Some studies have reported only the trophic or only the interference effect of predator combinations (e.g. Sokol-Hessner & Schmitz 2002; Lang 2003; Vance-Chalcraft & Soluk 2005a). While these effects are not independent (trophic effects are observed prey mortality and interference effects are calculated using observed prey mortality), they do provide different information, and it therefore remains beneficial to examine both when determining the combined effects of multiple predators. For example, had we examined only the interference effect in our system, we may have concluded that similar levels of interference provide equal safety for amphipods under different predator combinations. Similarly, had we examined only the trophic effect, we may have concluded only that predation by various predator combinations caused either high or low prey mortality (Fig. 2). However, by examining both effects together it became apparent that some predator combinations with similar levels of interference differed in amphipod consumption by a factor of 2, and that IGP is important in establishing levels of risk presented by different predator combinations (Fig. 2). Examining both of these effects together should lead to greater predictability of the effects of multiple predators.

We have demonstrated that the impacts of C. maenas and H. sanguineus vary in their additivity and redundancy. This variability became apparent by including two different factors in our study. First, examining both the interference and trophic effects allowed us to utilize these different components of the functional redundancy of these predators to understand more fully their interactions and combined effects (Fig. 2). Understanding the functional redundancy of species along multiple niche dimensions will be crucial to understanding the consequences of continuing changes in biodiversity in natural systems (Rosenfeld 2002). Second, we included different size combinations that incorporated the variable trophic complexity (presence or absence of IGP) that occurs between these species. The simultaneous presence of multiple sizes or life-history stages of predators often results in top and intermediate predators in natural systems (Polis et al. 1989) and, though not examined, occurs among many of the species for which the effects of multiple predators have been reported (e.g. McIntosh & Peckarsky 1999; Eklov & Werner 2000; Vance-Chalcraft et al. 2004). Our study implies that unique nonadditive impacts of multiple predator species may be stage- or size-specific. The shifting redundancy of these species with trophic structure highlights the importance of IGP as a causative factor in nonredundant, nonadditive effects of multiple predators. The population-level importance of predator species richness may therefore depend on IGP and the degree of interaction (e.g. encounter rates between different size classes), both of which are strongly dependent on population demographics.
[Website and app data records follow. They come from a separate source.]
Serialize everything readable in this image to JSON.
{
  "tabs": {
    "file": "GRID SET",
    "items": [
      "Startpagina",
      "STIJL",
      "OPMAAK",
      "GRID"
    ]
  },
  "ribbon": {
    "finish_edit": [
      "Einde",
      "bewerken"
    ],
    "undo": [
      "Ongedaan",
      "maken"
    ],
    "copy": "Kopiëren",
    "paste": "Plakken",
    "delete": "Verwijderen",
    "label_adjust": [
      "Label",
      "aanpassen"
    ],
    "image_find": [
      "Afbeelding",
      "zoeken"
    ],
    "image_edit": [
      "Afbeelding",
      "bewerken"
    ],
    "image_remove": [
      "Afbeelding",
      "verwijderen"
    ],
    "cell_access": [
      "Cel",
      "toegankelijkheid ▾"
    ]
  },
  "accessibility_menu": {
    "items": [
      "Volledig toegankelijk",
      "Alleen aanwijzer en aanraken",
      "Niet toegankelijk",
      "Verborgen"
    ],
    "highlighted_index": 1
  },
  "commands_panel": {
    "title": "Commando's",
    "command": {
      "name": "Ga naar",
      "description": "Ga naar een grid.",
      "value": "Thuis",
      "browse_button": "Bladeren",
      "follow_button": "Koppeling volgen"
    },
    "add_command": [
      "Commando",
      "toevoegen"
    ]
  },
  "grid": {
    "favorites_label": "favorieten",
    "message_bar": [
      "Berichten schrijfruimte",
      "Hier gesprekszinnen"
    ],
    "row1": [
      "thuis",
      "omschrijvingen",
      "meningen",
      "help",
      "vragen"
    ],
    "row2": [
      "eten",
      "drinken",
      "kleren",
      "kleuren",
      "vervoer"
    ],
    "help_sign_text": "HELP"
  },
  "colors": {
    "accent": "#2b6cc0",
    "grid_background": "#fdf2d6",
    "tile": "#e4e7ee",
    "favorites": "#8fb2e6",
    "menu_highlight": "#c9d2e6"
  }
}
This study was supported in part by a grant from the University of New Hampshire Center for Marine Biology. Thanks to I. Altman, A. Blakeslee, J. Dijkstra, A. Freeman, J.H. Grabowski and anonymous reviewers whose comments on early drafts of the manuscript greatly improved its quality.